* [Supplied records]:
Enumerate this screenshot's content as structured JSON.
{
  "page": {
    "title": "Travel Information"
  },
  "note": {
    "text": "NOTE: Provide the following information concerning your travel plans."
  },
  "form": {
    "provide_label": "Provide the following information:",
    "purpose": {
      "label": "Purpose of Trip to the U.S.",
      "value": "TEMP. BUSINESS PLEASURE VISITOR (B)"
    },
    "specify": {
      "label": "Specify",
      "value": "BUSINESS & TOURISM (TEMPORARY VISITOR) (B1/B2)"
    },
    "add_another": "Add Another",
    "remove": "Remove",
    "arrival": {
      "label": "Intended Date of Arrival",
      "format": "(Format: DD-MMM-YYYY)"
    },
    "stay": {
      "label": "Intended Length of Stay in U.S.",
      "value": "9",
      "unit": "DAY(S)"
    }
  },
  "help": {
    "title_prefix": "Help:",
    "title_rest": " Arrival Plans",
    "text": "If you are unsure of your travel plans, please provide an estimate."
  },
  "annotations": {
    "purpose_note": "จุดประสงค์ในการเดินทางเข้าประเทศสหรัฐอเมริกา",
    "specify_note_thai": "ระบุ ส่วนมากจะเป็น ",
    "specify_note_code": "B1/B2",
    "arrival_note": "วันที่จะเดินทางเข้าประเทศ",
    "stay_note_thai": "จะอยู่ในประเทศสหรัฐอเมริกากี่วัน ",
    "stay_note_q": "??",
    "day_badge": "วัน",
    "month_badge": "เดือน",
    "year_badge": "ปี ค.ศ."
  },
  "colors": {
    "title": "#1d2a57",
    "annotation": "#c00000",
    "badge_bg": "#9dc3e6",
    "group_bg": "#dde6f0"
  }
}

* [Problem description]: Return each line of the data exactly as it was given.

* [Completed task]:
Enumerate this screenshot's content as structured JSON.
{
  "page": {
    "title": "Travel Information"
  },
  "note": {
    "text": "NOTE: Provide the following information concerning your travel plans."
  },
  "form": {
    "provide_label": "Provide the following information:",
    "purpose": {
      "label": "Purpose of Trip to the U.S.",
      "value": "TEMP. BUSINESS PLEASURE VISITOR (B)"
    },
    "specify": {
      "label": "Specify",
      "value": "BUSINESS & TOURISM (TEMPORARY VISITOR) (B1/B2)"
    },
    "add_another": "Add Another",
    "remove": "Remove",
    "arrival": {
      "label": "Intended Date of Arrival",
      "format": "(Format: DD-MMM-YYYY)"
    },
    "stay": {
      "label": "Intended Length of Stay in U.S.",
      "value": "9",
      "unit": "DAY(S)"
    }
  },
  "help": {
    "title_prefix": "Help:",
    "title_rest": " Arrival Plans",
    "text": "If you are unsure of your travel plans, please provide an estimate."
  },
  "annotations": {
    "purpose_note": "จุดประสงค์ในการเดินทางเข้าประเทศสหรัฐอเมริกา",
    "specify_note_thai": "ระบุ ส่วนมากจะเป็น ",
    "specify_note_code": "B1/B2",
    "arrival_note": "วันที่จะเดินทางเข้าประเทศ",
    "stay_note_thai": "จะอยู่ในประเทศสหรัฐอเมริกากี่วัน ",
    "stay_note_q": "??",
    "day_badge": "วัน",
    "month_badge": "เดือน",
    "year_badge": "ปี ค.ศ."
  },
  "colors": {
    "title": "#1d2a57",
    "annotation": "#c00000",
    "badge_bg": "#9dc3e6",
    "group_bg": "#dde6f0"
  }
}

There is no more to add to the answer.